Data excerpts
#####

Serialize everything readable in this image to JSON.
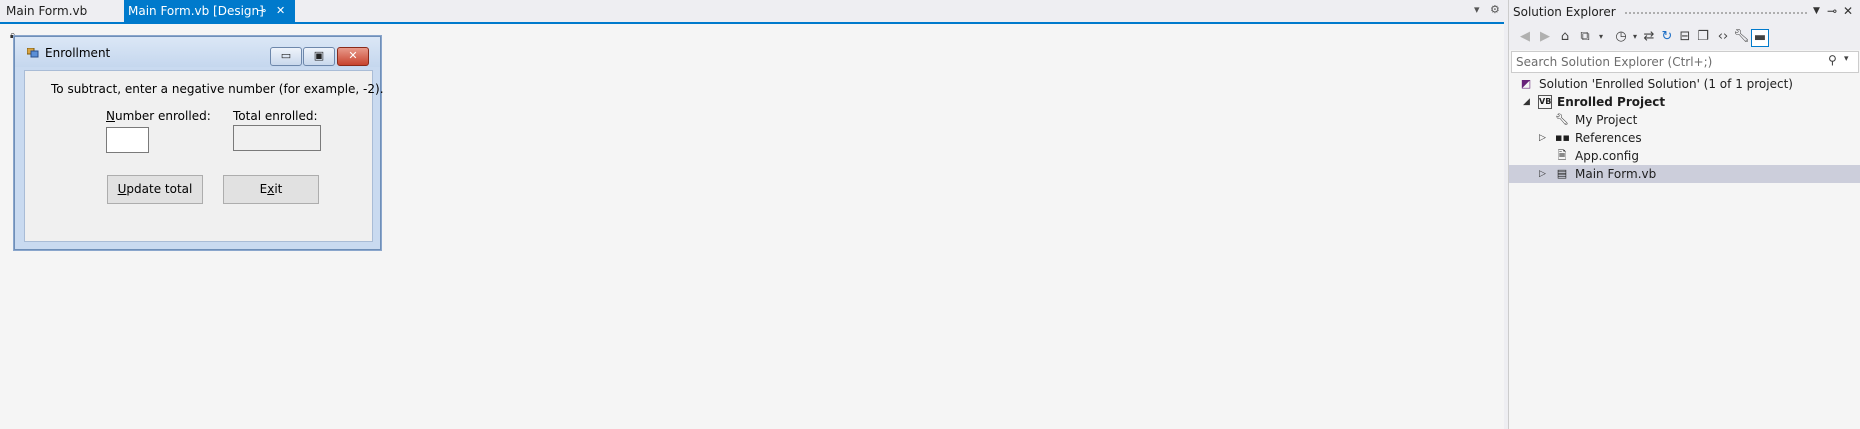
{
  "tabs": [
    {
      "label": "Main Form.vb"
    },
    {
      "label": "Main Form.vb [Design]"
    }
  ],
  "form": {
    "title": "Enrollment",
    "instruction": "To subtract, enter a negative number (for example, -2).",
    "number_enrolled_label": {
      "accel": "N",
      "rest": "umber enrolled:"
    },
    "total_enrolled_label": "Total enrolled:",
    "update_button": {
      "accel": "U",
      "rest": "pdate total"
    },
    "exit_button": {
      "pre": "E",
      "accel": "x",
      "rest": "it"
    }
  },
  "solution_explorer": {
    "title": "Solution Explorer",
    "search_placeholder": "Search Solution Explorer (Ctrl+;)",
    "tree": {
      "solution": "Solution 'Enrolled Solution' (1 of 1 project)",
      "project": "Enrolled Project",
      "items": [
        "My Project",
        "References",
        "App.config",
        "Main Form.vb"
      ]
    }
  },
  "colors": {
    "accent": "#007acc",
    "selection": "#cccedb"
  }
}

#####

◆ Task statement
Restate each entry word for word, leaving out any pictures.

◆ Result of this task
Serialize everything readable in this image to JSON.
{
  "tabs": [
    {
      "label": "Main Form.vb"
    },
    {
      "label": "Main Form.vb [Design]"
    }
  ],
  "form": {
    "title": "Enrollment",
    "instruction": "To subtract, enter a negative number (for example, -2).",
    "number_enrolled_label": {
      "accel": "N",
      "rest": "umber enrolled:"
    },
    "total_enrolled_label": "Total enrolled:",
    "update_button": {
      "accel": "U",
      "rest": "pdate total"
    },
    "exit_button": {
      "pre": "E",
      "accel": "x",
      "rest": "it"
    }
  },
  "solution_explorer": {
    "title": "Solution Explorer",
    "search_placeholder": "Search Solution Explorer (Ctrl+;)",
    "tree": {
      "solution": "Solution 'Enrolled Solution' (1 of 1 project)",
      "project": "Enrolled Project",
      "items": [
        "My Project",
        "References",
        "App.config",
        "Main Form.vb"
      ]
    }
  },
  "colors": {
    "accent": "#007acc",
    "selection": "#cccedb"
  }
}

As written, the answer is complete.